Renewing Black Intellectual History: The Ideological and Material Foundations of African American Thought

By Adolph Reed Jr.; Kenneth W. Warren et al. | Go to book overview

Part II
The Jim Crow Era

What we typically recognize today as black American politics and thought emerged most crucially in relation to the regime of codified white supremacy that was imposed in all of the American South and in modified forms in border states and elsewhere in the decade or so on either side of the turn of the twentieth century. The Jim Crow regime and the struggle against it was a central problematic shaping forms and expressions of black Americans’ race-conscious activity—strategic action, reflection, and debate—for at least two-thirds of the twentieth century. It was within the segregation era that the black American population became primarily urban and spread outside the South. Put perhaps more dramatically, it was in this era that a great deal of what most of us recognize, or imagine we do, about black Americans came into existence. From this perspective, it is not surprising that Part II is the largest section of this book.
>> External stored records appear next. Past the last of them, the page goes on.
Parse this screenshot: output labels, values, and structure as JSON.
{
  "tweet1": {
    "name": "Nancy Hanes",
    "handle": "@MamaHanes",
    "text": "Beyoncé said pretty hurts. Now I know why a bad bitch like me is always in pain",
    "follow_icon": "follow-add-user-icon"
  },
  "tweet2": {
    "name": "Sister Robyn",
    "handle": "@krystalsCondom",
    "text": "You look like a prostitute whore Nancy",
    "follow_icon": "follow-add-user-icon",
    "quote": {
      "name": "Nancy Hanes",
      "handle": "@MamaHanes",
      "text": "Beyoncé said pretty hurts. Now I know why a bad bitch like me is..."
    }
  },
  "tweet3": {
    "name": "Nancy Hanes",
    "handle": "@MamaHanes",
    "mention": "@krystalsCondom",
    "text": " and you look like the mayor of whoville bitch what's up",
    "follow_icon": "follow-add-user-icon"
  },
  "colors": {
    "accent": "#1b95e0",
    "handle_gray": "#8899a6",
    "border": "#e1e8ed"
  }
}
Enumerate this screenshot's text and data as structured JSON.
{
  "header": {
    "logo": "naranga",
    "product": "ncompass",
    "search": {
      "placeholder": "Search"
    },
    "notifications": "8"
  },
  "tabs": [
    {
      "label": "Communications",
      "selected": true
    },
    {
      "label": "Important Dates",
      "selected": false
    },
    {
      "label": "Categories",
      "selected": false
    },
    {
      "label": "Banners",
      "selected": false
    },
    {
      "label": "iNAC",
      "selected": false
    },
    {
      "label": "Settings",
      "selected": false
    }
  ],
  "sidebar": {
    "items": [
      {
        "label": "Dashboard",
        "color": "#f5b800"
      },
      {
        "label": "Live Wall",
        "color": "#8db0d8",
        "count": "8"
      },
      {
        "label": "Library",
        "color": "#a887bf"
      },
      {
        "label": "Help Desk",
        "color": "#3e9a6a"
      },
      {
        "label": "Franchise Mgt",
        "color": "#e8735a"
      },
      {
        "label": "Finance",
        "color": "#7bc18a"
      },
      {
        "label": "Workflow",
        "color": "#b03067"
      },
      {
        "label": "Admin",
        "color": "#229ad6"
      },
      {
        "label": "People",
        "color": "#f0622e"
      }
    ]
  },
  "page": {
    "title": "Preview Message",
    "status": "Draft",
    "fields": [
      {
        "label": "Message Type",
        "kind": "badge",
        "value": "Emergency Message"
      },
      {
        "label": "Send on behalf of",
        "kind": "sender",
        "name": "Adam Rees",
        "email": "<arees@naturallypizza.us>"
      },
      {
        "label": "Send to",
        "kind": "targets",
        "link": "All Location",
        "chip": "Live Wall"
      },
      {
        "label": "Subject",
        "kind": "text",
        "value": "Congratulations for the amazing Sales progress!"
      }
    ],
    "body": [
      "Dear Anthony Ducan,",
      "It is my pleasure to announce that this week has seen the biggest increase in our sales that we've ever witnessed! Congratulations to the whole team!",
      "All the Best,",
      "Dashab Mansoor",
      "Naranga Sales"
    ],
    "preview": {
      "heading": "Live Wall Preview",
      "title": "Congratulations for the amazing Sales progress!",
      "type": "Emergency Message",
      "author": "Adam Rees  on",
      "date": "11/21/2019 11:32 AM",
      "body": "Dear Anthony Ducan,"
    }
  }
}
The chapters in Part I consider the intellectual and political tendencies and dynamics—national and regional—out of which the segregationist social order took shape and examine black Americans’ interpretive and programmatic responses to them. The chapters in Part II explore different moments of black thought and practice during the long Jim Crow era. William Jones’s “How Black ‘Folk’ Survived in the Modern South” explores Zora Neale Hurston’s development of a dialectical approach to the study of black cultural and economic transformation in the industrializing South of the 1920s and 1930s, noting how her own perceptions evolved as she confronted the complexity and fluidity of cultural practices that challenged static notions of racial authenticity. Kenneth Warren’s “An Inevitable Drift?” explores, through a reading of the 1928 novel Dark Princess, tensions within W. E. B. Du Bois’s elaboration of race-conscious politics and his ambivalent commitments to democracy and oligarchy in the 1920s. Touré Reed, in “The Educational Alliance and the Urban League in New York,” examines some similar tensions through comparison of black and Jewish group advocacy and uplift organizations and the class character of

-51-

Notes for this page

Add a new note
If you are trying to select text to create highlights or citations, remember that you must now click or tap on the first word, and then click or tap on the last word.
One moment ...
Default project is now your active project.
Project items
Notes
Cite this page

Cited page

Style
Citations are available only to our active members.
Buy instant access to cite pages or passages in MLA 8, MLA 7, APA and Chicago citation styles.

(Einhorn, 1992, p. 25)

(Einhorn 25)

(Einhorn 25)

1. Lois J. Einhorn, Abraham Lincoln, the Orator: Penetrating the Lincoln Legend (Westport, CT: Greenwood Press, 1992), 25, http://www.questia.com/read/27419298.

Note: primary sources have slightly different requirements for citation. Please see these guidelines for more information.

Cited page

Bookmark this page
Renewing Black Intellectual History: The Ideological and Material Foundations of African American Thought
Table of contents

Table of contents

Settings

Settings

Typeface
Text size Smaller Larger Reset View mode
Search within

Search within this book

Look up

Look up a word

  • Dictionary
  • Thesaurus
Please submit a word or phrase above.
Print this page

Print this page

Why can't I print more than one page at a time?

Help
Full screen
Items saved from this book
  • Bookmarks
  • Highlights & Notes
  • Citations
/ 324

matching results for page

    Questia reader help

    How to highlight and cite specific passages

    1. Click or tap the first word you want to select.
    2. Click or tap the last word you want to select, and you’ll see everything in between get selected.
    3. You’ll then get a menu of options like creating a highlight or a citation from that passage of text.

    OK, got it!

    Cited passage

    Style
    Citations are available only to our active members.
    Buy instant access to cite pages or passages in MLA 8, MLA 7, APA and Chicago citation styles.

    "Portraying himself as an honest, ordinary person helped Lincoln identify with his audiences." (Einhorn, 1992, p. 25).

    "Portraying himself as an honest, ordinary person helped Lincoln identify with his audiences." (Einhorn 25)

    "Portraying himself as an honest, ordinary person helped Lincoln identify with his audiences." (Einhorn 25)

    "Portraying himself as an honest, ordinary person helped Lincoln identify with his audiences."1

    1. Lois J. Einhorn, Abraham Lincoln, the Orator: Penetrating the Lincoln Legend (Westport, CT: Greenwood Press, 1992), 25, http://www.questia.com/read/27419298.

    Cited passage

    Thanks for trying Questia!

    Please continue trying out our research tools, but please note, full functionality is available only to our active members.

    Your work will be lost once you leave this Web page.

    Buy instant access to save your work.

    Already a member? Log in now.

    Search by... Author
    Show... All Results Primary Sources Peer-reviewed

    Oops!

    An unknown error has occurred. Please click the button below to reload the page. If the problem persists, please try again in a little while.